Today, Toronto City Council voted 25 to 17 in favour of commencing an action to challenge the legality of Bill 5, the Better Local Government Act, 2018.
Bill 5 dismantled Toronto’s 47 ward system in one fell swoop on August 14, 2018. Among other things, Bill 5:
- Repealed City Council’s power to divide and re-divide the City into wards and to dissolve existing wards;
- Repealed City Council’s power to change its composition;
- Requires that the City be divided into 25 wards that have identical boundaries to the 25 electoral districts of Ontario within City limits; and,
- Restricts the number of City Councillors to 25, plus the mayor.
All of this was accomplished by the Province without public consultation.
Mayor John Tory and City Councillors call Bill 5 “undemocratic”
After a long day of deliberation, Toronto City Council directed the City Solicitor to launch a legal attack against Bill 5.
Although much of the debate took place in-camera, it was clear from the open session discussion that the majority of Council took issue with the timing of Bill 5 as well as the process through which it was introduced and passed.
The Bill 5 changes came just over 2 months before the scheduled 2018 municipal election, even though council candidates have been campaigning for 47 seats since as early as May.
While City staff is understandably adamant about the practical challenges associated with preparing for an October 22 election in legal limbo, Councillor Josh Matlow and others urged Council not to “sacrifice democracy for expediency.”
The legal effect of Bill 5
Bill 5 stripped Toronto’s power to determine the number and location of its wards, whereas the remainder of Ontario’s municipalities maintain their power to do so pursuant to Section 222 of the Municipal Act, 2001.

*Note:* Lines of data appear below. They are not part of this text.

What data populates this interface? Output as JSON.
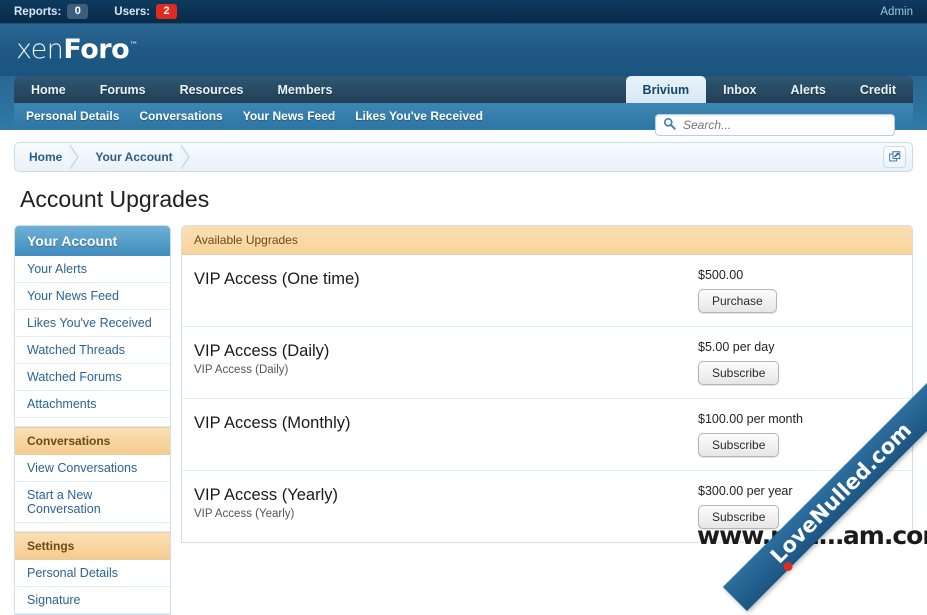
{
  "topbar": {
    "reports_label": "Reports:",
    "reports_count": "0",
    "users_label": "Users:",
    "users_count": "2",
    "admin_label": "Admin"
  },
  "logo": {
    "part1": "xen",
    "part2": "Foro",
    "tm": "™"
  },
  "nav": {
    "primary": [
      {
        "label": "Home",
        "selected": false
      },
      {
        "label": "Forums",
        "selected": false
      },
      {
        "label": "Resources",
        "selected": false
      },
      {
        "label": "Members",
        "selected": false
      }
    ],
    "right": [
      {
        "label": "Brivium",
        "selected": true
      },
      {
        "label": "Inbox",
        "selected": false
      },
      {
        "label": "Alerts",
        "selected": false
      },
      {
        "label": "Credit",
        "selected": false
      }
    ],
    "secondary": [
      {
        "label": "Personal Details"
      },
      {
        "label": "Conversations"
      },
      {
        "label": "Your News Feed"
      },
      {
        "label": "Likes You've Received"
      }
    ]
  },
  "search": {
    "placeholder": "Search...",
    "value": "",
    "icon": "search-icon"
  },
  "breadcrumb": {
    "items": [
      {
        "label": "Home"
      },
      {
        "label": "Your Account"
      }
    ],
    "open_icon": "open-in-new-window-icon"
  },
  "page": {
    "title": "Account Upgrades"
  },
  "sidebar": {
    "sections": [
      {
        "header": "Your Account",
        "style": "primary",
        "items": [
          {
            "label": "Your Alerts"
          },
          {
            "label": "Your News Feed"
          },
          {
            "label": "Likes You've Received"
          },
          {
            "label": "Watched Threads"
          },
          {
            "label": "Watched Forums"
          },
          {
            "label": "Attachments"
          }
        ]
      },
      {
        "header": "Conversations",
        "style": "sub",
        "items": [
          {
            "label": "View Conversations"
          },
          {
            "label": "Start a New Conversation"
          }
        ]
      },
      {
        "header": "Settings",
        "style": "sub",
        "items": [
          {
            "label": "Personal Details"
          },
          {
            "label": "Signature"
          }
        ]
      }
    ]
  },
  "main": {
    "panel_header": "Available Upgrades",
    "upgrades": [
      {
        "title": "VIP Access (One time)",
        "description": "",
        "price": "$500.00",
        "action": "Purchase"
      },
      {
        "title": "VIP Access (Daily)",
        "description": "VIP Access (Daily)",
        "price": "$5.00 per day",
        "action": "Subscribe"
      },
      {
        "title": "VIP Access (Monthly)",
        "description": "",
        "price": "$100.00 per month",
        "action": "Subscribe"
      },
      {
        "title": "VIP Access (Yearly)",
        "description": "VIP Access (Yearly)",
        "price": "$300.00 per year",
        "action": "Subscribe"
      }
    ]
  },
  "watermarks": {
    "horizontal": "www.null…am.com",
    "ribbon": "LoveNulled.com"
  },
  "colors": {
    "brand_blue": "#1b5480",
    "accent_orange": "#f5cc90",
    "badge_red": "#e02b20",
    "link_blue": "#2a6496"
  }
}
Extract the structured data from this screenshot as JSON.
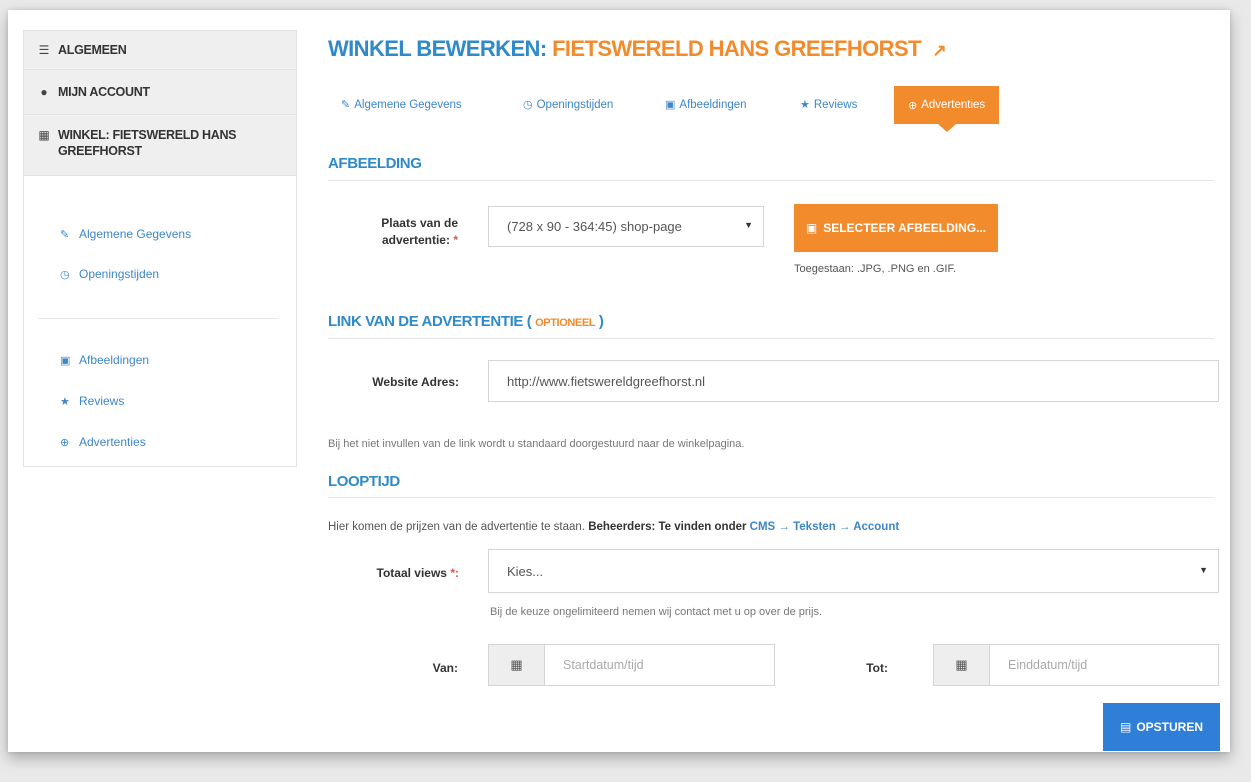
{
  "sidebar": {
    "sections": [
      {
        "label": "Algemeen",
        "icon": "sliders-icon"
      },
      {
        "label": "Mijn account",
        "icon": "user-icon"
      },
      {
        "label": "Winkel: Fietswereld Hans Greefhorst",
        "icon": "building-icon"
      }
    ],
    "links": [
      {
        "label": "Algemene Gegevens",
        "icon": "edit-icon"
      },
      {
        "label": "Openingstijden",
        "icon": "clock-icon"
      },
      {
        "label": "Afbeeldingen",
        "icon": "image-icon"
      },
      {
        "label": "Reviews",
        "icon": "star-half-icon"
      },
      {
        "label": "Advertenties",
        "icon": "plus-circle-icon"
      }
    ]
  },
  "header": {
    "title_prefix": "WINKEL BEWERKEN:",
    "title_shop": "FIETSWERELD HANS GREEFHORST"
  },
  "tabs": [
    {
      "label": "Algemene Gegevens",
      "icon": "edit-icon"
    },
    {
      "label": "Openingstijden",
      "icon": "clock-icon"
    },
    {
      "label": "Afbeeldingen",
      "icon": "image-icon"
    },
    {
      "label": "Reviews",
      "icon": "star-half-icon"
    },
    {
      "label": "Advertenties",
      "icon": "plus-circle-icon",
      "active": true
    }
  ],
  "afbeelding": {
    "title": "AFBEELDING",
    "placement_label": "Plaats van de advertentie:",
    "placement_required": "*",
    "placement_value": "(728 x 90 - 364:45) shop-page",
    "select_button": "SELECTEER AFBEELDING...",
    "allowed_hint": "Toegestaan: .JPG, .PNG en .GIF."
  },
  "link": {
    "title": "LINK VAN DE ADVERTENTIE (",
    "title_optional": "OPTIONEEL",
    "title_close": ")",
    "website_label": "Website Adres:",
    "website_value": "http://www.fietswereldgreefhorst.nl",
    "note": "Bij het niet invullen van de link wordt u standaard doorgestuurd naar de winkelpagina."
  },
  "looptijd": {
    "title": "LOOPTIJD",
    "info_text": "Hier komen de prijzen van de advertentie te staan.",
    "info_bold": "Beheerders: Te vinden onder",
    "info_link": "CMS → Teksten → Account",
    "views_label": "Totaal views",
    "views_required": "*:",
    "views_value": "Kies...",
    "views_hint": "Bij de keuze ongelimiteerd nemen wij contact met u op over de prijs.",
    "van_label": "Van:",
    "van_placeholder": "Startdatum/tijd",
    "tot_label": "Tot:",
    "tot_placeholder": "Einddatum/tijd"
  },
  "submit": {
    "label": "OPSTUREN",
    "icon": "save-icon"
  },
  "colors": {
    "blue": "#2f8ac9",
    "orange": "#f28b2c",
    "button_blue": "#2f7fd8"
  }
}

Toronto’s 25 wards now mirror the federal and provincial electoral districts (“FPEDs”) that are located within City limits. These boundaries are based on the 2011 Census and will likely not be adjusted until the results of the 2021 Census become available. This means that population growth from 2011 and on will not be accounted for in the 2018 and 2022 elections. Notwithstanding, Bill 5 precludes City Council from altering the new ward boundaries to enhance effective representation at the local level.
In addition, Toronto City Council is no longer able to determine its own composition. Before Bill 5, the City had the power to set the number of councillors that comprise City Council as well as the number of councillors to be elected per ward. While other Ontario municipalities maintain their authority to do so, Toronto can no longer be responsive to its changing demographics.
Is Bill 5 Unconstitutional?
One of the key issues to be decided by the Court will be whether the changes under Bill 5 achieve effective representation. Effective representation forms part of every Canadian citizen’s right to vote, which is enshrined in the Canadian Charter of Rights and Freedoms.
By downloading the FPEDs into the City ward structure, the Province has assumed that what constitutes effective representation at the higher levels of government provides for effective representation at the local level. This assumption may very well be the focus of the City’s legal challenge against the Better Local Government Act, 2018.
While the Province did not engage in meaningful public consultation prior to its enactment of Bill 5, the City undertook a comprehensive public review process between 2013 and 2017 that examined both the 47 and 25 ward structures. At the time, the City’s objective was to devise a ward system that would provide Torontonians’ with more effective representation at the polls until at least 2026. As part of that process, City Council directed its consultants to consider a ward structure based on the 25 FPEDs located within City’s limits.
The City’s consultants concluded that the 25 ward scenario would not achieve effective representation, particularly when taking into account projected growth and communities of interest. They also advised that the 25 ward system would negatively impact upon councillors’ capacity to represent their wards and recommended the 47 ward structure, which City Council adopted in 2017. That decision was scrutinized before the Ontario Municipal Board over the course of a 7-day hearing.
The Board was asked to determine whether the City’s 47 ward boundaries achieve effective representation and whether a 25 ward structure based on the FPEDs would be more appropriate. Applying the legal principles set out by the Supreme Court of Canada in the “Carter” decision, the Board considered whether the City’s proposed ward structure achieved relative voter parity when taking into account countervailing factors such as geography, community history, community of interest, minority representation, and population growth projections. The Board ultimately decided not to interfere with Council’s decision because the 47 ward structure satisfied the legal test.
Notably, the Board found no significant difference between the 25 and 47 ward structures. In addition, Member Blair S. Taylor wrote a dissenting opinion in which he stated that the 25 ward scenario duly considers the Carter principles and would achieve much better voter parity in 2018. In that regard, it would appear that there is no obvious Charter infringement resulting from the new ward structure imposed by Bill 5.
What will be interesting to see is whether Bill 5’s combined restriction on the number of wards and the composition of City Council results in an impediment to effective representation. This was not at issue before the Board and remains to be considered.
The City is expected to bring its challenge before the Court on August 31, 2018.
Denitza Koev is an associate lawyer in the Municipal & Planning Group at Thomson Rogers.